### Assignment
The expected output is a copy of every line in the records with the string "JSON".

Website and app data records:

+-------+

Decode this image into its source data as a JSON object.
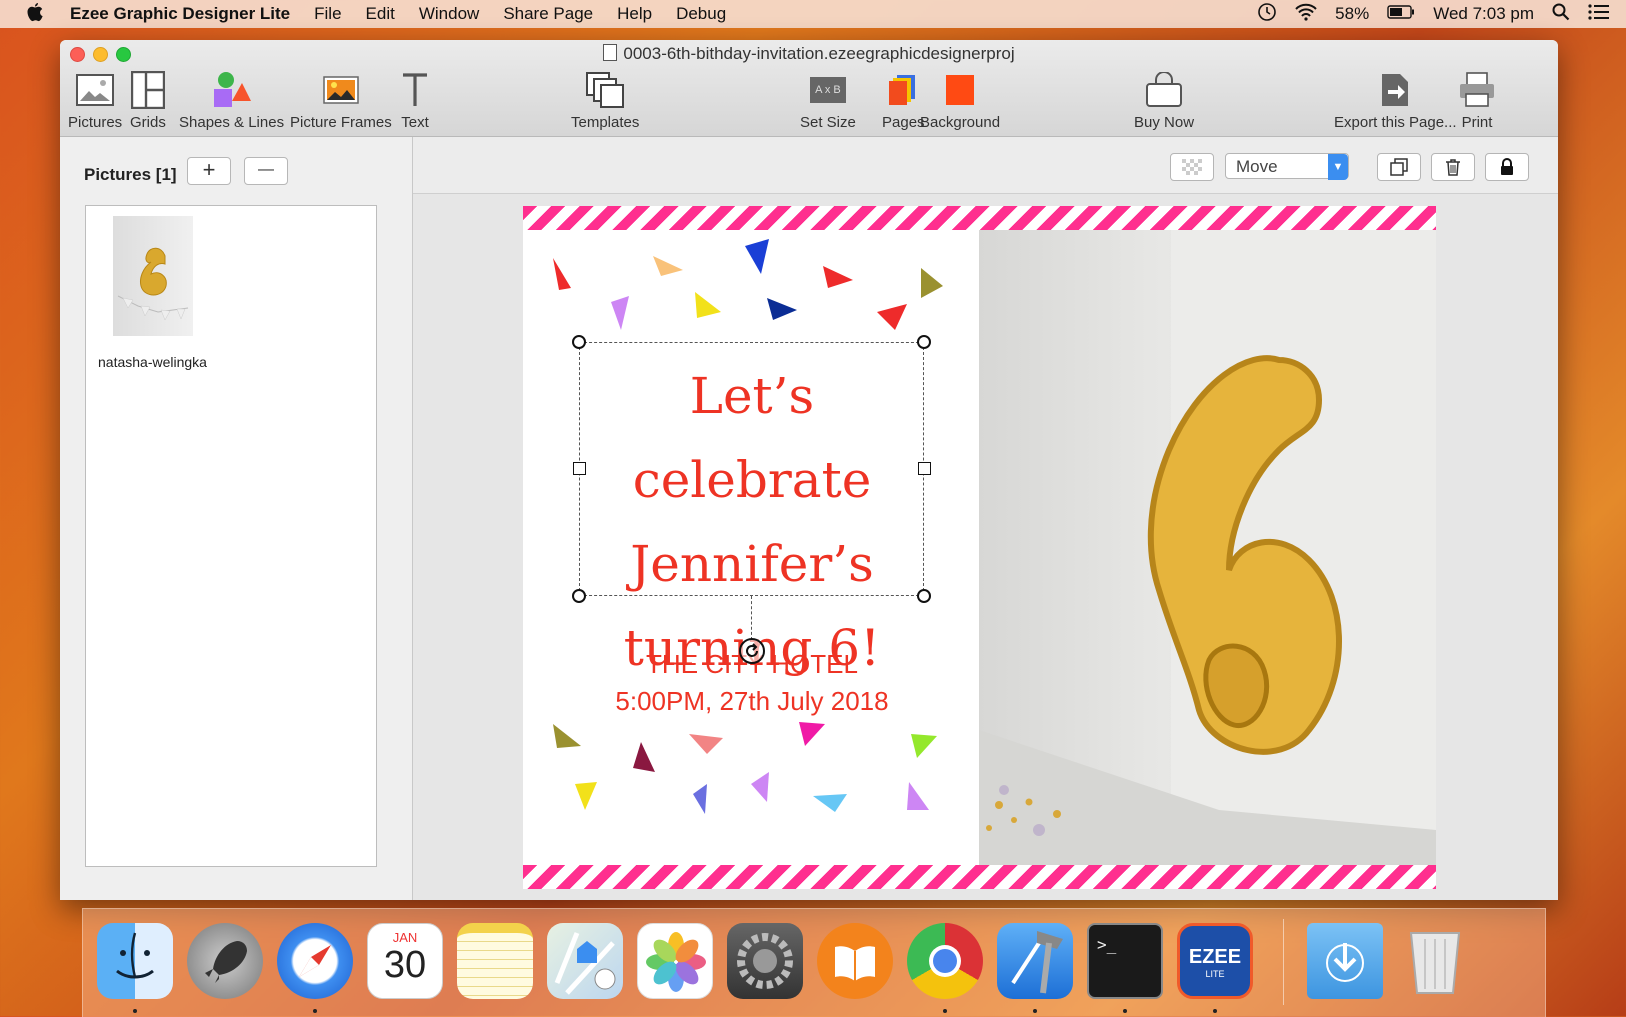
{
  "menubar": {
    "app_name": "Ezee Graphic Designer Lite",
    "menus": [
      "File",
      "Edit",
      "Window",
      "Share Page",
      "Help",
      "Debug"
    ],
    "battery": "58%",
    "clock": "Wed 7:03 pm"
  },
  "window": {
    "title": "0003-6th-bithday-invitation.ezeegraphicdesignerproj"
  },
  "toolbar": {
    "pictures": "Pictures",
    "grids": "Grids",
    "shapes": "Shapes & Lines",
    "frames": "Picture Frames",
    "text": "Text",
    "templates": "Templates",
    "set_size": "Set Size",
    "set_size_icon_text": "A x B",
    "pages": "Pages",
    "background": "Background",
    "buy_now": "Buy Now",
    "export": "Export this Page...",
    "print": "Print"
  },
  "left_panel": {
    "title": "Pictures [1]",
    "add": "+",
    "remove": "—",
    "items": [
      {
        "caption": "natasha-welingka"
      }
    ]
  },
  "subtoolbar": {
    "mode": "Move"
  },
  "canvas": {
    "headline": [
      "Let’s celebrate",
      "Jennifer’s",
      "turning 6!"
    ],
    "venue": "THE CITY HOTEL",
    "datetime": "5:00PM, 27th July 2018",
    "colors": {
      "text": "#ee3324",
      "stripe": "#ff2f8f",
      "balloon": "#e8b53a"
    }
  },
  "dock": {
    "calendar_month": "JAN",
    "calendar_day": "30",
    "terminal_prompt": ">_",
    "ezee_label": "EZEE",
    "ezee_sub": "LITE"
  }
}
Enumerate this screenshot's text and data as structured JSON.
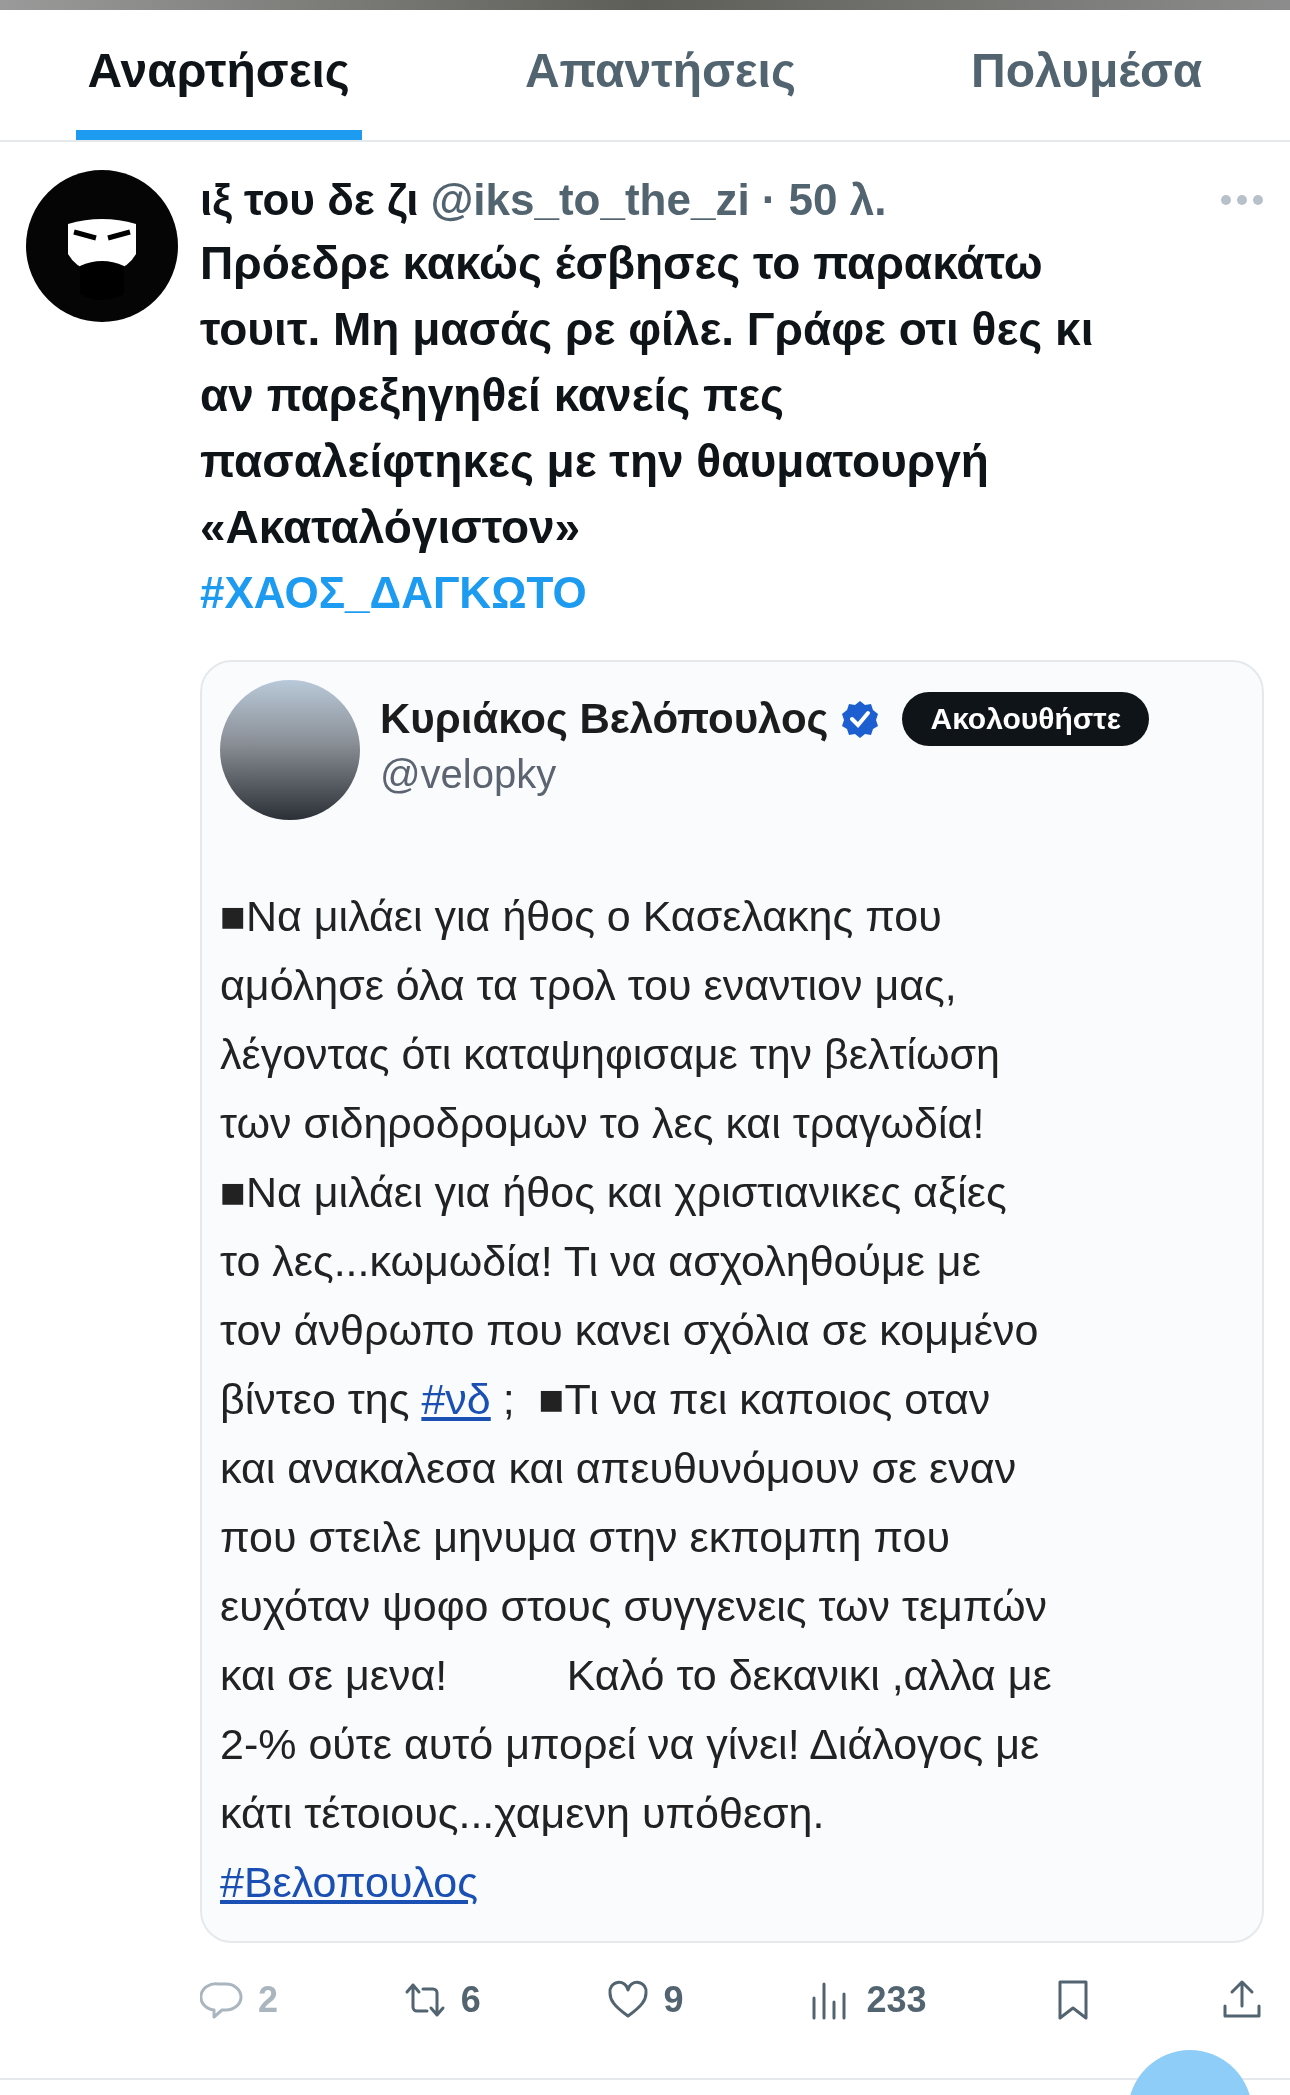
{
  "tabs": [
    {
      "label": "Αναρτήσεις",
      "selected": true
    },
    {
      "label": "Απαντήσεις",
      "selected": false
    },
    {
      "label": "Πολυμέσα",
      "selected": false
    }
  ],
  "post": {
    "author": {
      "name": "ιξ του δε ζι",
      "handle": "@iks_to_the_zi",
      "time": "· 50 λ."
    },
    "text_lines": [
      "Πρόεδρε κακώς έσβησες το παρακάτω",
      "τουιτ. Μη μασάς ρε φίλε. Γράφε οτι θες κι",
      "αν παρεξηγηθεί κανείς πες",
      "πασαλείφτηκες με την θαυματουργή",
      "«Ακαταλόγιστον»"
    ],
    "hashtag": "#ΧΑΟΣ_ΔΑΓΚΩΤΟ",
    "quoted": {
      "name": "Κυριάκος Βελόπουλος",
      "verified": true,
      "handle": "@velopky",
      "follow_button": "Ακολουθήστε",
      "lines": [
        [
          {
            "kind": "text",
            "text": "■Να μιλάει για ήθος ο Κασελακης που"
          }
        ],
        [
          {
            "kind": "text",
            "text": "αμόλησε όλα τα τρολ του εναντιον μας,"
          }
        ],
        [
          {
            "kind": "text",
            "text": "λέγοντας ότι καταψηφισαμε την βελτίωση"
          }
        ],
        [
          {
            "kind": "text",
            "text": "των σιδηροδρομων το λες και τραγωδία!"
          }
        ],
        [
          {
            "kind": "text",
            "text": "■Να μιλάει για ήθος και χριστιανικες αξίες"
          }
        ],
        [
          {
            "kind": "text",
            "text": "το λες...κωμωδία! Τι να ασχοληθούμε με"
          }
        ],
        [
          {
            "kind": "text",
            "text": "τον άνθρωπο που κανει σχόλια σε κομμένο"
          }
        ],
        [
          {
            "kind": "text",
            "text": "βίντεο της "
          },
          {
            "kind": "link",
            "text": "#νδ"
          },
          {
            "kind": "text",
            "text": " ;  ■Τι να πει καποιος οταν"
          }
        ],
        [
          {
            "kind": "text",
            "text": "και ανακαλεσα και απευθυνόμουν σε εναν"
          }
        ],
        [
          {
            "kind": "text",
            "text": "που στειλε μηνυμα στην εκπομπη που"
          }
        ],
        [
          {
            "kind": "text",
            "text": "ευχόταν ψοφο στους συγγενεις των τεμπών"
          }
        ],
        [
          {
            "kind": "text",
            "text": "και σε μενα!          Καλό το δεκανικι ,αλλα με"
          }
        ],
        [
          {
            "kind": "text",
            "text": "2-% ούτε αυτό μπορεί να γίνει! Διάλογος με"
          }
        ],
        [
          {
            "kind": "text",
            "text": "κάτι τέτοιους...χαμενη υπόθεση."
          }
        ],
        [
          {
            "kind": "link",
            "text": "#Βελοπουλος"
          }
        ]
      ]
    },
    "actions": [
      {
        "kind": "reply",
        "count": "2",
        "disabled": true
      },
      {
        "kind": "repost",
        "count": "6",
        "disabled": false
      },
      {
        "kind": "like",
        "count": "9",
        "disabled": false
      },
      {
        "kind": "views",
        "count": "233",
        "disabled": false
      },
      {
        "kind": "bookmark",
        "disabled": false
      },
      {
        "kind": "share",
        "disabled": false
      }
    ]
  }
}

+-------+

### Exercise result
Decode this image into its source data as a JSON object.
Enumerate this screenshot's text and data as structured JSON.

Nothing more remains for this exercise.